Although taxes continue to be reasonable enough given the benefits, some people are not satisfied and struggle to play their part in creating that $385 billion annual shortfall. President Barack Obama has suggested a $1.2 billion increase in spending on the IRS while Congress is trying to further reduce the agency's budget by $341 million. Assuming it is true that $6 is collected for every $1 spent, it looks like that $1.2 billion might make a $7.2 billion dent in the $385 billion shortfall.

It's a start, but we could collect all that is owed to the American people, our fellow patriots, if you will, by spending an additional $64 billion on the IRS ($385 billion divided by 6) and presumably collect every last dime owed to us. We could use some of that tax revenue to expand the penitentiaries necessary to house tax offenders.

So John Koskinen is our new real-life "Michael Clayton," like the "fixer" from the George Clooney movie. By all accounts, he comes exceptionally well qualified. Moreover, he deserves all the money and support we can give him. Congress has a choice. It can support Koskinen or tacitly endorse tax cheating.
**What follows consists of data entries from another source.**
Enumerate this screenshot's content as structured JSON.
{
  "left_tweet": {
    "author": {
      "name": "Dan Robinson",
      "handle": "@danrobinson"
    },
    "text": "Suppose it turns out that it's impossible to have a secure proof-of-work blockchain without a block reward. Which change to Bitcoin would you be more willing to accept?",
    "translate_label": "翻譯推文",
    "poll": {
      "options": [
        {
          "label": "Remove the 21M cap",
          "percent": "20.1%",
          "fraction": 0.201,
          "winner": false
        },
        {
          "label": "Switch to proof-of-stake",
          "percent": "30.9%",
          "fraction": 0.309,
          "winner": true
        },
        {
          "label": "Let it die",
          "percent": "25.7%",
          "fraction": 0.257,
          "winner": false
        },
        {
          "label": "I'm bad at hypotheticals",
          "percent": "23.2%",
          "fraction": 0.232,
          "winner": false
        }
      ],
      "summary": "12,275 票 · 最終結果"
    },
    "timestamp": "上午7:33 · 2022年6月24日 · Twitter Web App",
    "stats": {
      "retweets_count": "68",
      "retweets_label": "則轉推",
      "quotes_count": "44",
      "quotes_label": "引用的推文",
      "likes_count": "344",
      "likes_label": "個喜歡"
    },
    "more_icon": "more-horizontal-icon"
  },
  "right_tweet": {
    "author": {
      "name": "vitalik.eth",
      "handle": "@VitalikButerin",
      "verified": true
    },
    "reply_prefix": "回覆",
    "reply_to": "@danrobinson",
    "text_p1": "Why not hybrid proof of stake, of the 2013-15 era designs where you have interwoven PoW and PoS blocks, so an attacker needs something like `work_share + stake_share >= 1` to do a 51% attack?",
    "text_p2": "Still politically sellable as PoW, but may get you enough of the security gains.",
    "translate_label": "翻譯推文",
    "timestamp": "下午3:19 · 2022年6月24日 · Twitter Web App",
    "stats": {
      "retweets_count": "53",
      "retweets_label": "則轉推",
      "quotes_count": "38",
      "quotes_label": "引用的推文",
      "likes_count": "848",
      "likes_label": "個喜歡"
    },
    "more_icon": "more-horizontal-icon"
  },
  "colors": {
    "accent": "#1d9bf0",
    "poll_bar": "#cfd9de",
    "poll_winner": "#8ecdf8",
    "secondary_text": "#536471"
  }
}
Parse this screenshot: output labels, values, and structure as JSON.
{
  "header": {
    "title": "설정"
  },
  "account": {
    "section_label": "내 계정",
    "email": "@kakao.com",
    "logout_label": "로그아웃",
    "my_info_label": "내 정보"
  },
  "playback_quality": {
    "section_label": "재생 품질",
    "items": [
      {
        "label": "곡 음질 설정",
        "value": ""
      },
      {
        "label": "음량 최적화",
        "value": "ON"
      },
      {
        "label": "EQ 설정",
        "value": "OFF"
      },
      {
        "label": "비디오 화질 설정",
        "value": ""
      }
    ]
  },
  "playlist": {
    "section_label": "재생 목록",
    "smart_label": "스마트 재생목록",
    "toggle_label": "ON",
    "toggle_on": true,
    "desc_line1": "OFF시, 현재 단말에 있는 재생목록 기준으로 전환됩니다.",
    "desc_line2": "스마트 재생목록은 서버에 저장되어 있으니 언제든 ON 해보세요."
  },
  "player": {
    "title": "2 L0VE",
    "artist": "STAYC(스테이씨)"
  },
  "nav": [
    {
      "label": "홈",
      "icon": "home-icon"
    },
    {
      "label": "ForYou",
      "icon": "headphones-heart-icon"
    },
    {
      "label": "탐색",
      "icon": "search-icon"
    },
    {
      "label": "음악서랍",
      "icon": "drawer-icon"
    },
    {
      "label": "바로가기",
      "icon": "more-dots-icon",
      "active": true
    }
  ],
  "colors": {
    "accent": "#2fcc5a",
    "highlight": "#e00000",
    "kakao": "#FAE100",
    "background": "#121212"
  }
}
Steve Butler can be reached at 925 956 0505, ext. 228 or at sbutler@pensiondynamics.com